This is usually the point at which our friends object, “So are you saying that procreation is the only legitimate reason for sex in marriage?” No, this is not what we are saying. Procreation does not “legitimize” the sexual relationship, as if sex is bad unless a child is conceived through it. What we are saying is this: procreation is one of the indispensable reasons God created sex, and we cannot remove the possibility of procreation from the sexual relationship without fundamentally changing the meaning of sex. It is not surprising that we as fallen humans would innately try to rip apart what God has joined together in the marriage relationship. Divorce is one of the ways in which we break God’s command: “What therefore God has joined together, let no man separate” (Matthew 19:6, ESV). But we do this with sex, too. Contraceptives are evidence that we want all the love and unifying intimacy of sex without the possibility that life could come forth from that union. In other words, out of God’s threefold reason for creating sex, we only want two out of the three.
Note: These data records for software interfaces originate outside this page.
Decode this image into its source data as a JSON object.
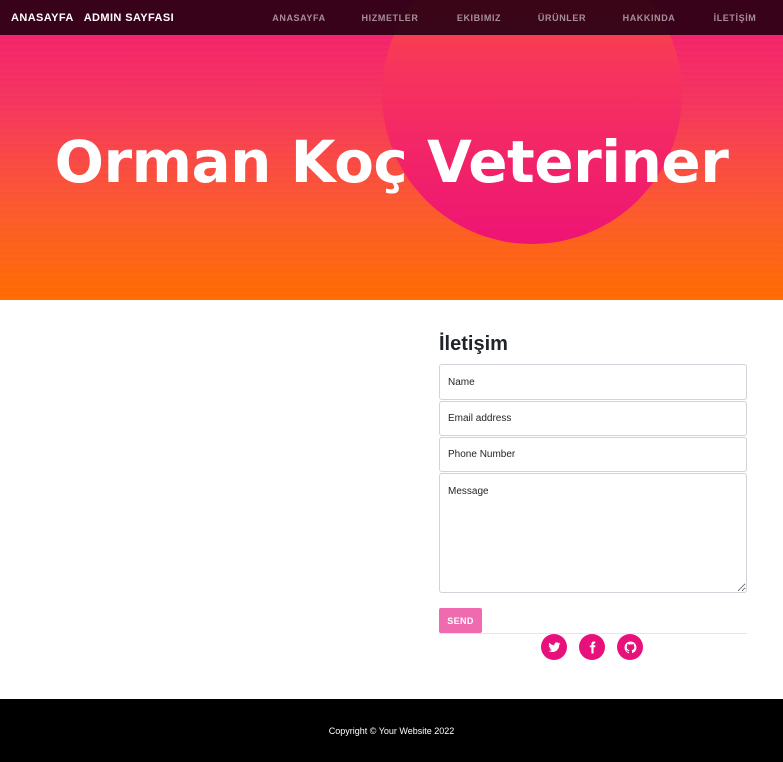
{
  "navbar": {
    "brand_home": "ANASAYFA",
    "brand_admin": "ADMIN SAYFASI",
    "links": [
      "ANASAYFA",
      "HIZMETLER",
      "EKIBIMIZ",
      "ÜRÜNLER",
      "HAKKINDA",
      "İLETİŞİM"
    ]
  },
  "hero": {
    "title": "Orman Koç Veteriner"
  },
  "contact": {
    "title": "İletişim",
    "name_placeholder": "Name",
    "email_placeholder": "Email address",
    "phone_placeholder": "Phone Number",
    "message_placeholder": "Message",
    "send_label": "SEND"
  },
  "social": [
    "twitter-icon",
    "facebook-icon",
    "github-icon"
  ],
  "footer": {
    "copyright": "Copyright © Your Website 2022"
  },
  "colors": {
    "accent": "#e8107a",
    "send_button": "#f06ab0",
    "hero_top": "#f21a6f",
    "hero_bottom": "#ff6b00"
  }
}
Another objection we often hear is, “Well what about couples that are infertile then? Are they not able to enjoy God’s gift of sex because they can’t bring forth life from their union?” To this we answer, “Of course not.” Infertility is a result of the fall, and couples experiencing the tragedy of infertility know all too well that it is not the way it is supposed to be. However, we would be remiss not to mention that couples experiencing infertility are missing something (or perhaps, someone) in the sexual relationship. And this is precisely why infertility is so painful. It should not be that a couple is incapable of creating a new life from the act that was designed to do so.

Now, let’s talk about how modern contraceptive methods enable us to rip apart what God has joined together in the sexual relationship. Modern contraceptive methods do one of two things: they either put up a barrier that seeks to prevent life, or (in the case of hormonal birth control) disrupt human biology in such a way that the environment made to sustain life is rendered incapable of doing so. The contra-conception culture views a woman’s fertility as a disease that needs to be managed or treated rather than a beautiful cycle ordained by God. Again, it is important to note that a couple does not achieve pregnancy after every encounter of sexual intimacy, and that need not bother us. As we said earlier, procreation doesn’t legitimize sex. However, to be a people who are pro-creation, we ought to have an openness, a willingness to receive life from sexual union, lest we divorce sex from one of its threefold reasons for existence. Remember, God designed sex with the amazing potential that new life could come forth. By using contraceptives, we are saying “no” to this potential as we close ourselves off to even the possibility that new life might come forth from sexual union.

As Christians, should we close ourselves off to the possibility of life in the very God-ordained institution that points to the life-giving marriage between Christ and His Bride? A marriage that is characterized by love, leads to union, and results in new life? Or, instead of saying “no” to God’s “yes,” perhaps we might say, “amen, yes!” instead. However, knowing that we live in a world east of Eden, we are unwilling to say that there are no situations for which a Christian couple might need to prayerfully consider whether they might postpone childbearing for a season. Yet, the method by which they do so is not neutral. But, that is a conversation for another day, as is the conversation regarding what types of situations would call for a couple’s prayerful consideration to postpone childbearing.

Flashback to three weeks after our honeymoon: we were staring at a positive pregnancy test. We had just started the fall semester of our senior year of college. We had exactly $3.12 in our bank account. We were scared out of our minds. We had plenty of people question our decision not to use birth control. And for a while, their opinions really mattered to us. But then we had our daughter, the bond of our life and love. Because of her, we can see with our eyes what our love as husband and wife looks like. Because of her, we know that saying “yes” when so many others would have said “no” was the best decision we have ever made. ∞

Written by Anonymous as part of the Anonymous Issue (November-December 2017).